53. Lombardi G, Zustovich F, Farinati F, Cillo U, Vitale A, Zanus G. et al. Pegylated liposomal doxorubicin and gemcitabine in patients with advanced hepatocellular carcinoma: results of a phase 2 study. Cancer. 2011;117:125-33
54. Zhang S, Gao W, Tang J, Zhang H, Zhou Y, Liu J. et al. The Roles of GSK-3β in Regulation of Retinoid Signaling and Sorafenib Treatment Response in Hepatocellular Carcinoma. Theranostics. 2020;10:1230-44
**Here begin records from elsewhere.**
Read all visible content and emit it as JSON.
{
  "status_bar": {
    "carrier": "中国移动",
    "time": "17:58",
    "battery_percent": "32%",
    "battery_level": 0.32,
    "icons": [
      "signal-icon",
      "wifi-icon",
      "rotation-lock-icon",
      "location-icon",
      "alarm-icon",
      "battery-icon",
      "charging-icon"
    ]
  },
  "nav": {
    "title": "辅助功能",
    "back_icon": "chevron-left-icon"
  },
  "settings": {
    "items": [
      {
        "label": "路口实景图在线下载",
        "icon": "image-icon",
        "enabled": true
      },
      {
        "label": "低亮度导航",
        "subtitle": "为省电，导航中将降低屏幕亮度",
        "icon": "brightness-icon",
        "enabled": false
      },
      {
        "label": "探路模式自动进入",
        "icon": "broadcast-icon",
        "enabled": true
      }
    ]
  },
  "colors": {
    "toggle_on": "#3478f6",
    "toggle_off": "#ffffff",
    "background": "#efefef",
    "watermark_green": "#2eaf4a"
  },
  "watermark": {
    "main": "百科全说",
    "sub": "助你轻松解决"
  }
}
55. Wang QS, Gao LN, Zhu XN, Zhang Y, Zhang CN, Xu D. et al. Co-delivery of glycyrrhizin and doxorubicin by alginate nanogel particles attenuates the activation of macrophage and enhances the therapeutic efficacy for hepatocellular carcinoma. Theranostics. 2019;9:6239-55
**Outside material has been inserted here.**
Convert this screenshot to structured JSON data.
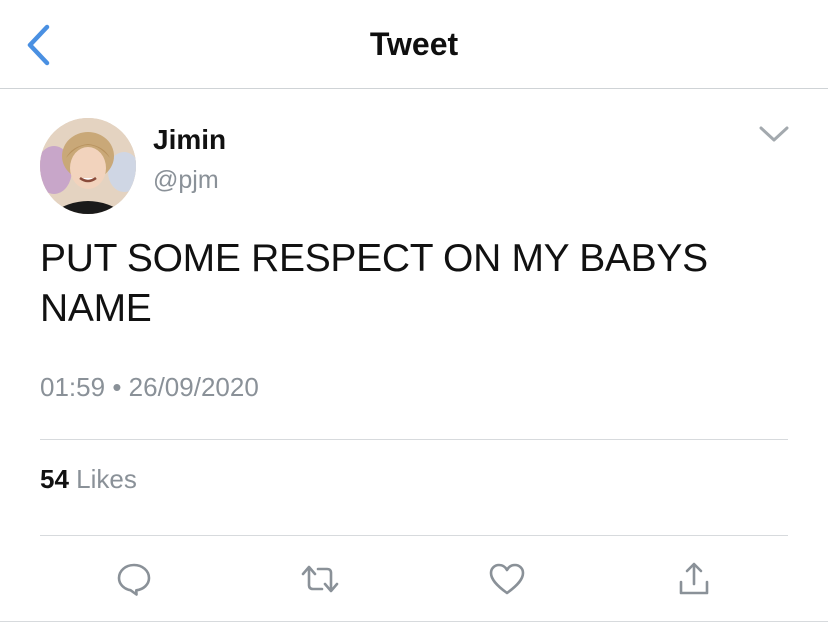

56. Choi D, Montermini L, Jeong H, Sharma S, Meehan B, Rak J. Mapping Subpopulations of Cancer Cell-Derived Extracellular Vesicles and Particles by Nano-Flow Cytometry. ACS Nano. 2019;13:10499-511
57. Lange H, SYA N, Gomez-Diaz C, Pflieger D, Butel N, Zumsteg J. et al. RST1 and RIPR connect the cytosolic RNA exosome to the Ski complex in Arabidopsis. Nat Commun. 2019;10:3871
58. Guo S, Perets N, Betzer O, Ben-Shaul S, Sheinin A, Michaelevski I. et al. Intranasal Delivery of Mesenchymal Stem Cell Derived Exosomes Loaded with Phosphatase and Tensin Homolog siRNA Repairs Complete Spinal Cord Injury. ACS Nano. 2019;13:10015-28
59. Mukherjee C, Kling T, Russo B. et al. Oligodendrocytes Provide Antioxidant Defense Function for Neurons by Secreting Ferritin Heavy Chain. Cell Metab. 2020;32(2):259-272 e10
60. Sina AA, Lin TY, Vaidyanathan R. et al. Methylation dependent gold adsorption behaviour identifies cancer derived extracellular vesicular DNA. Nanoscale Horiz. 2020;5(9):1317-1323
61. Kim BH, Lee N, Kim H, An K, Park YI, Choi Y. et al. Large-scale synthesis of uniform and extremely small-sized iron oxide nanoparticles for high-resolution T1 magnetic resonance imaging contrast agents. J Am Chem Soc. 2011;133:12624-31
Corresponding authors: Tian Yang (E-mail: yangtianehbhedu.cn) and Yu Chen (E-mail: chenyueduedu.cn).